Hip Replacement SurgeryWhen the pain of osteoarthritis or other forms of hip arthritis make it difficult to sleep, walk or navigate stairs — even with medication — it’s time to consider a hip replacement.
Total hip replacement, also known as total hip arthroplasty, is a major surgery that replaces a damaged hip joint with an artificial hip joint prosthesis.
Hackensack Meridian Health board-certified orthopedic surgeons use a variety of methods to perform hip surgeries, including minimally invasive and those guided by a state-of-the-art optical navigation system that provides real-time, intraoperative measurements for fast, easy and accurate implant alignment.
Total hip replacement is one of the most successful surgeries in all of medicine. More than 450,000 of these procedures are performed each year in the United States, including 1490 right here at Hackensack Meridian Health.
We Help You Get Back to Doing the Things You LovePeople who have hip replacement surgery at Hackensack Meridian Health can usually return to normal light activity, including driving, within three to six weeks, and are completely back to normal within 10 to 12 weeks.
What are the Different Types of Hip Replacement Surgeries?Our surgeons perform:
- Anterior hip replacement
- The anterior approach is a highly specialized, less invasive technique that spares muscle and leads to a faster recovery. Rather than cut through muscle, which is necessary in traditional hip surgery, the surgeon works between muscles in the front of the hip, resulting in a more stable hip and less risk of dislocation.
- Total (posterior) hip replacement
- Total hip replacement is the most common type of hip replacement surgery and involves replacing worn-out or damaged sections of both of your hip joints with artificial implants.
- Partial hip replacement
- Also called hemiarthroplasty, partial hip replacement replaces only one side of the hip joint and is a common treatment for older patients with a hip fracture.
- Hip resurfacing
- A common option for younger, active patients, this procedure involves removing damaged bone and adding a protective metal covering to the femoral head — the ball at the top of the thigh bone that fits into the hip socket on the pelvis.
- Revision of a prior hip replacement
- These complicated procedures include repeat revision surgery, management of periprosthetic fractures and two-stage revision procedures for infection.
- Optically guided surgery for total hip replacement
- Our fellowship-trained, board-certified orthopedic surgeons specialize in the use of a 3D optical navigation tool that helps surgeons precisely place the implant while tracking patient movement and real-time data.
What is Navigation Technology for Hip Replacement?Our orthopedic hip surgeons use a surgeon-controlled optical navigation tool that provides real-time measurements that ensure accurate implant alignment. This decreases the risk of joint dislocation caused by unequal leg length and other complications that require surgical revisions.

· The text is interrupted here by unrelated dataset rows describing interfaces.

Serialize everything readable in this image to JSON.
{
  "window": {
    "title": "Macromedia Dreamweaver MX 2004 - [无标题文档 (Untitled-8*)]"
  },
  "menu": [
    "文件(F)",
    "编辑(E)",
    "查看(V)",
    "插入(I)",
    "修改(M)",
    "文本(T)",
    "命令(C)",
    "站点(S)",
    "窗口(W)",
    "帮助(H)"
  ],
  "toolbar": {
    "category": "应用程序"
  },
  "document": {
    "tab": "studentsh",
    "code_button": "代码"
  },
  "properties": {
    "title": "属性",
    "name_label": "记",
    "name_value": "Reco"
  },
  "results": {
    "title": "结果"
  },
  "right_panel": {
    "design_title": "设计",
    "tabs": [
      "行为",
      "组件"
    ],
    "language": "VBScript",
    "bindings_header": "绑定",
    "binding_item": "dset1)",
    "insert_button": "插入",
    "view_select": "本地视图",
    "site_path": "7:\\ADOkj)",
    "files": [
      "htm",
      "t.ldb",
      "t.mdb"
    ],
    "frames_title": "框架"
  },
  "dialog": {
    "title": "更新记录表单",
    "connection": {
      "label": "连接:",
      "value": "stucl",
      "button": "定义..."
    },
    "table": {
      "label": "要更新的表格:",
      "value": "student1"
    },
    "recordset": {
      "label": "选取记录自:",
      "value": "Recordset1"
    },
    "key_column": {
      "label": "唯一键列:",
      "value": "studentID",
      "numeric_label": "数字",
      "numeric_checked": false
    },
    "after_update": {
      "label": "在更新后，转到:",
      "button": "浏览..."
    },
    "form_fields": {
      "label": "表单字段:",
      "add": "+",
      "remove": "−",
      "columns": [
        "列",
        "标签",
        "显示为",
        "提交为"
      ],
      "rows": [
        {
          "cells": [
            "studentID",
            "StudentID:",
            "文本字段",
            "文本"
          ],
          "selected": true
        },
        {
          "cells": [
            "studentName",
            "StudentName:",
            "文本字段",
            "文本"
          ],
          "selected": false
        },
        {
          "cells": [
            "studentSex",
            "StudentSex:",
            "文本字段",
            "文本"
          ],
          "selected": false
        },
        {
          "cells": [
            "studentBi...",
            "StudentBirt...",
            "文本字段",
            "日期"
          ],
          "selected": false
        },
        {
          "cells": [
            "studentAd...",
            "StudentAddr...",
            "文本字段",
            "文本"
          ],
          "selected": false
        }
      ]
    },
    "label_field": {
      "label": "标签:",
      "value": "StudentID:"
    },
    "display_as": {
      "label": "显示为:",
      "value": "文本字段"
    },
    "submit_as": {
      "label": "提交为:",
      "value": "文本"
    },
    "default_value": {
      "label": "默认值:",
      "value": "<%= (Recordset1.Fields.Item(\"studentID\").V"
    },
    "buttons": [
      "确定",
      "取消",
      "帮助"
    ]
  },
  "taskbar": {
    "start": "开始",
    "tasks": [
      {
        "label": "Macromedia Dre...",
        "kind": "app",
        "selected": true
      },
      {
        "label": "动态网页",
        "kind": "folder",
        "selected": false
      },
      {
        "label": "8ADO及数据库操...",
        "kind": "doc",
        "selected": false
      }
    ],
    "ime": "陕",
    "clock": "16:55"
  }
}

The system can also be used to correct prior hip replacements. During a revision total hip replacement, this system helps the surgeon pinpoint the cause of the patient’s hip pain and determine which implants need to be removed or modified.
We Treat These Conditions Associated with Hip Pain

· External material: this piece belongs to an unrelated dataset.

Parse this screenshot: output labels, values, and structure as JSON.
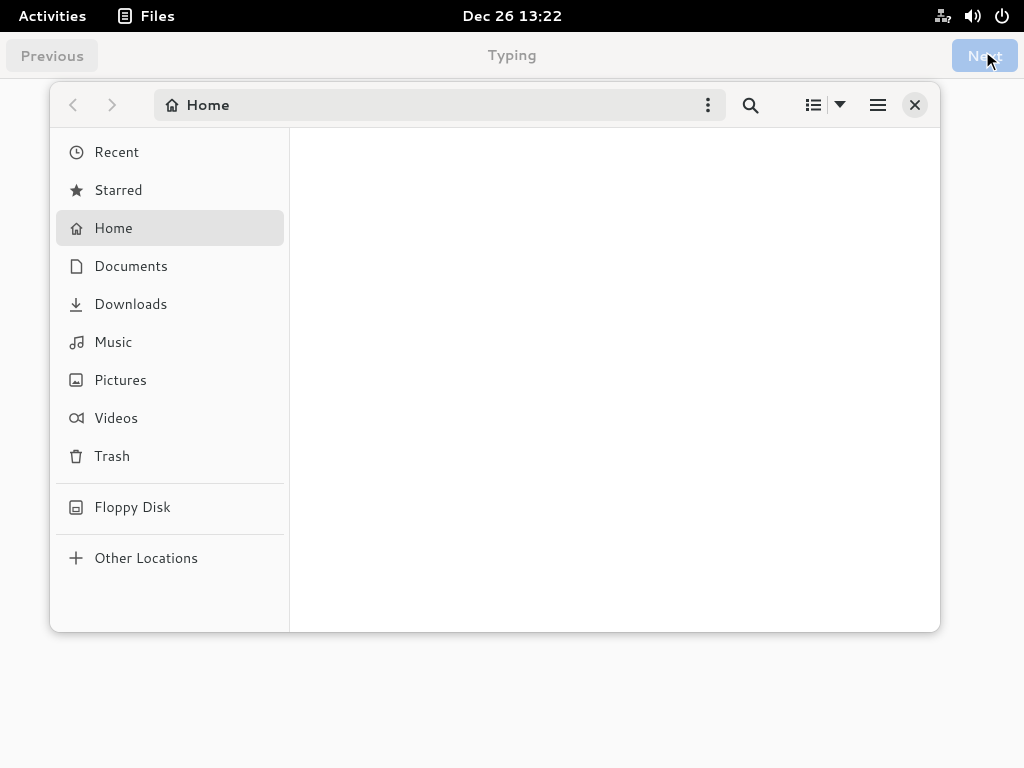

- Chronic hip pain
- Congenital anomalies/birth defects
- Fractures, dislocations and other injuries
- Hip dysplasia
- Hip injuries
- Industrial or workplace accidents
- Pediatric fractures or trauma
- Persistent aching or stiffness
- Rheumatoid arthritis
- Sports injuries
- Trauma injuries
- Traumatic arthritis
"Before both of my knee replacement surgeries, I could hardly walk, and I'm a very active person. My greatest joy after the robotic surgery was to be able to climb the stairs and go to the choir loft and sing with the choir at my church." -Nancy Heinze, Montvale, N.J.
Hackensack Meridian Center for Discovery & Innovation: Cutting-Edge Research for Orthopedic Care
Researchers at the Center for Discovery & Innovation (CDI) are collaborating with our orthopedic surgeons on innovations in orthopedic care and surgical procedures. One promising area of focus is restorative medicine, such as using stem cells to help manage orthopedic disorders.
Our Hip Orthopedic Experts
We have over 40 hip orthopedic experts available throughout New Jersey.